One of Mrs Wellthisiswhatithink’s favourite leisure activities, Dear Reader, is to grab a gold pan and head to the streams around Ballarat and wade around looking for flecks of alluvial gold. This is always more fun if it’s done in cold, steady drizzle, or blazing mid-summer sunshine.
So far she has managed to find four mosquito bites, an old Coke can, and a husband who prefers to sit on the bank eating ham sandwiches and taking photos of the meadow flowers with his iPhone.
But this would obscure the fact that others are more lucky, especially those peculiar bods wandering around with a stick with a plate on the end of it and a pair of headphones.
A Victorian man is $141, 000 richer today thanks to his wife.
Kerang resident Mick Brown had just given up smoking and was in such a bad mood his wife told him to get out of the house to give her some space.
A seasoned prospector, Brown decided to let off some steam by searching a patch of land near Wedderburn. Wedderburn is a rural town in Victoria, Australia on the Calder Highway, 214 kilometres north of Victoria’s capital city, Melbourne. It is mainly a farming community but its early residents were gold miners and prospectors.

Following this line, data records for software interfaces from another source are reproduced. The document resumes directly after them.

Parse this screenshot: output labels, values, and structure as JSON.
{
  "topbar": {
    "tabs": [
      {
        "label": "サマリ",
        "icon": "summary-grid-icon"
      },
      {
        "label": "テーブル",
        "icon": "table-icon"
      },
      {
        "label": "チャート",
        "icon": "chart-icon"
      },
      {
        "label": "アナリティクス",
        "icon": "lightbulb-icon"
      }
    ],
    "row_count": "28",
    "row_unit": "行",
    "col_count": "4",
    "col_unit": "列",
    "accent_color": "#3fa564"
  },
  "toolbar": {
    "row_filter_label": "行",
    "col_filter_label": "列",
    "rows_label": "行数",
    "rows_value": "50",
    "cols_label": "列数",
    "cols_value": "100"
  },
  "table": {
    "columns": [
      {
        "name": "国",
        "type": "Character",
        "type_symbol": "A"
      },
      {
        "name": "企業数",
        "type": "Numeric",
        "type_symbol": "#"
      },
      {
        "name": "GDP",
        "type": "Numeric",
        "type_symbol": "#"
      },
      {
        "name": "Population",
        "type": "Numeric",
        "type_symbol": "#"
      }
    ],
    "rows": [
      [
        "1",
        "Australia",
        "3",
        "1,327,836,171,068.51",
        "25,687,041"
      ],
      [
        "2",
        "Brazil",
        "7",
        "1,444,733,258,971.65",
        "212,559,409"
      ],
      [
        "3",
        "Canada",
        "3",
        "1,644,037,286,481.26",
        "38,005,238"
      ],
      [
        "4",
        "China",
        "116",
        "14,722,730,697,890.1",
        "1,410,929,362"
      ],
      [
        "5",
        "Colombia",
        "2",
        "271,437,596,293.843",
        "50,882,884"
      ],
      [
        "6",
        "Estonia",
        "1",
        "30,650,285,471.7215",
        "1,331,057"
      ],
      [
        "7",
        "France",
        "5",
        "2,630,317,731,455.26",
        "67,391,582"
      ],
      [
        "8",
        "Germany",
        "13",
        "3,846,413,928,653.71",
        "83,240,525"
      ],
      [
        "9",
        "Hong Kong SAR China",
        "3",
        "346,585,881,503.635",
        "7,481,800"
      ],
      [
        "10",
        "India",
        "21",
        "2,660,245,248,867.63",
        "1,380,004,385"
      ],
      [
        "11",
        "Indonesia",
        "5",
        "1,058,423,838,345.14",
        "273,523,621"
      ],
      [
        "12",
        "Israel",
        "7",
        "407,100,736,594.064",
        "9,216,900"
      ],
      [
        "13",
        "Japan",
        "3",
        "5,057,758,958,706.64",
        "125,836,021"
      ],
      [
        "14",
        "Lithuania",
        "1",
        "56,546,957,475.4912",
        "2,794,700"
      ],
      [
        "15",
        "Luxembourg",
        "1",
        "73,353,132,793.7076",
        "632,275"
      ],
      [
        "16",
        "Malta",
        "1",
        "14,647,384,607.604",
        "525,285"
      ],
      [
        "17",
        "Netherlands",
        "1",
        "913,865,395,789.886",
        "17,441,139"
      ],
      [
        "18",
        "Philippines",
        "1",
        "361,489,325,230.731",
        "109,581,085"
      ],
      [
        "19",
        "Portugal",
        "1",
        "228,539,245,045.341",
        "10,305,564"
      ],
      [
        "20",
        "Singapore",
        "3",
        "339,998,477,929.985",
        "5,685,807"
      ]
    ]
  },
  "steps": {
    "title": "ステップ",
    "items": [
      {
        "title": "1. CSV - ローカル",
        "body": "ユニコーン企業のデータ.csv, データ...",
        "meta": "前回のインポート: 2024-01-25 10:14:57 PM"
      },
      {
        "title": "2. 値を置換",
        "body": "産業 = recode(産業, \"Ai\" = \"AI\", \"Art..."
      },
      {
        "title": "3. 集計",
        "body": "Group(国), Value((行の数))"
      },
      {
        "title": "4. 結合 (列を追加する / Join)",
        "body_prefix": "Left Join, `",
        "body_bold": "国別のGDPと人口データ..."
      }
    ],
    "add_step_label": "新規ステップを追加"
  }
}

One of the main attractions for tourists is Hard Hill Reserve where, with a bit of imagination, one can feel a sense of what it was like in the ‘old days’ living in tents on the goldfields. Apart from gold, a number of Eucalyptus stills used to operate in the district and a replica still has been situated on the site and is fired up, by arrangement, for tourist buses. On site is one of the original batteries for crushing the ore and removing the gold. A puddler is also on site and a demonstration of it working can be seen during the annual Gold and Heritage Festival held round about the end of February and the beginning of March. The town is a popular spot for hopefuls with gold detectors who are still finding the occasional nice nugget.
But 42-year-old Mick did not expect to find anything having scoured the area many times before without success.
It was his lucky day.
Just 15 centimetres below the surface Brown struck gold, unearthing a 2.7 kilogram nugget.
“I thought, ‘bugger me, it is, it’s bloody gold,” Brown told local media.
“I just dug it up, 87 ounces of the good stuff.”
He has affectionately nicknamed his find “Fair Dinkum” which is Aussie slang for “real”.
Asked what he would do with the money, Brown said he planned to pay off his debts and buy his children a spa. Good luck to him.
Now we just have to persuade Mrs Wellthisiswhatithink that a weekend’s light gardening in the suburbs is more likely to yield more long term personal satisfaction than standing in a stream miles from anywhere, swatting flies.
To learn more about “fossicking” (love that word) in Victoria, head here:
Some of the other big nugget finds in Australia can be seen here: